A 21st Century Lesson Plan: Rube Goldberg Physics Project

For CEP 810 this week, I was asked to think about and create a 21st century lesson plan inspired by the principles described by Douglas Thomas and John Seely Brown in their 2011 book “A new culture of learning: Cultivating the imagination for a world of constant change” and by Renee Hobbs in her 2011 book “Digital and Media Literacy: Connecting Culture and Classroom”.  In my high school co-taught physics classroom we have the students participate in a Rube Goldberg project at the end of our energy and energy transformations unit. In the past, students were shown examples of Rube Goldberg machines in class, they brought in household materials to build their own Rube Goldbergs, and they shared their machines with their classmates.
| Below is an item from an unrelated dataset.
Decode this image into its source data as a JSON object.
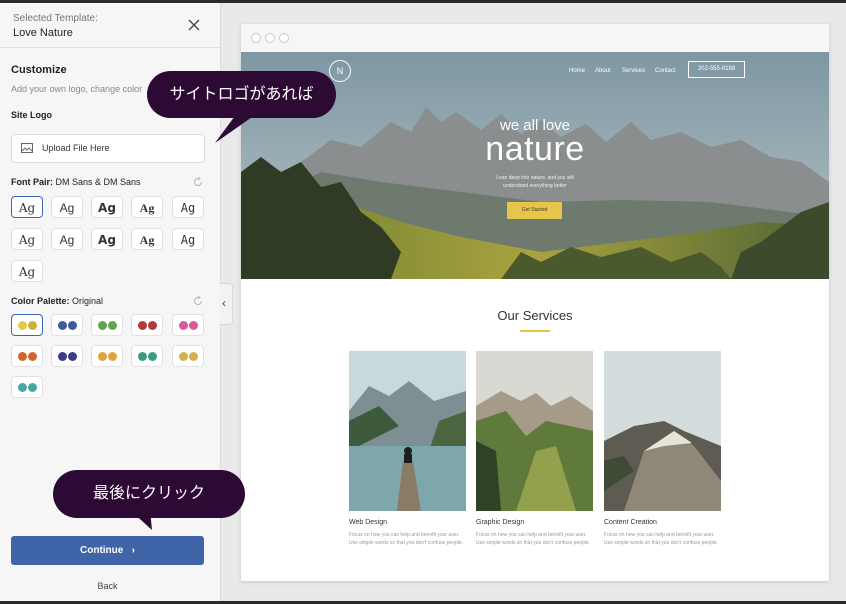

Although this project is fun for students, it takes several days to complete and often class time is wasted when groups forget their materials on designated work days. This assignment gave me the perfect opportunity to revamp the Rube Goldberg project and incorporate some 21st century skill instruction into my curriculum. I am excited for my students to use various technology tools to demonstrate their learning.

The lesson plan I developed (SEEN HERE) is in two parts. It is planned to be taught in two 60 minute class periods. In my lesson, students will synthesize their understanding of energy transformations by finding a video of a Rube Goldberg machine on YouTube and describing 5 energy transformations demonstrated in the Rube Goldberg machine. They will share their responses and the link to their video in a Google Doc.  In part 2, students will create a sketch of their own Rube Goldberg machine that completes a simple task, in which they demonstrate 5 energy transfers, and they will use a web-based tool (Prezi, PowerPoint, WordPress blog post, Google Presentation, etc.) to make a sales pitch presentation to “sell” their Rube Goldberg machine to a selected audience.

Thomas and Brown (2011) suggest that students need to be submersed in a new culture of learning where digital media provide them with information and the opportunity to play. (p. 37-38) In my lesson, students are encouraged to play with the new tech tools such as YouTube and other web-based presentation tools to explore and represent their learning. My lesson also aligns with Renee Hobb’s (2011) five communication competencies:

  • Access- Students use YouTube to find examples of Rube Goldberg machines to analyze, and they share their learning using Google Docs and web-based presentation tools.
  • Analyze- Students use critical thinking to apply the knowledge they have about energy transformations to design their own Rube Goldberg machine.
  • Create- Students use their creativity to create a Rube Goldberg machine and a sales presentation to pitch their machine to a hypothetical audience.
  • Reflect- Students are able to reflect on their learning and the ideas of others during the presentations. They also are given feedback from the teacher which deepens their own thinking.
  • Act- Students act on their learning by using problem solving skills to share knowledge while working individually in part one of the lesson, and in groups on their Rube Goldberg projects in part two.

I am really excited about how I have revamped my Rube Goldberg project to include digital technologies and become more aligned with this new culture of learning. I look forward to implementing it in my co-taught physics classroom!

An original drawing by Rube Goldberg. www.rubegoldberg.com

An original drawing by Rube Goldberg. http://www.rubegoldberg.com


Hobbs, R. (2011). Digital and media literacy: Connecting culture and classroom. Thousand, Oaks, CA: Corwin/Sage.

Thomas, D., & Brown, J. S. (2011). A new culture of learning: Cultivating the imagination for a world of constant change. Lexington, Ky: CreateSpace?.



One thought on “A 21st Century Lesson Plan: Rube Goldberg Physics Project

  1. Ben Rimes says:

    This is an amazingly well thought out activity and the lesson plan you’ve linked is great! Love the attention to detail through the simple assessment rubric, and the engagement offered to students by self-selecting their own examples from Youtube to evaluate!

Leave a Reply

Fill in your details below or click an icon to log in:

WordPress.com Logo

You are commenting using your WordPress.com account. Log Out /  Change )

Google+ photo

You are commenting using your Google+ account. Log Out /  Change )

Twitter picture

You are commenting using your Twitter account. Log Out /  Change )

Facebook photo

You are commenting using your Facebook account. Log Out /  Change )


Connecting to %s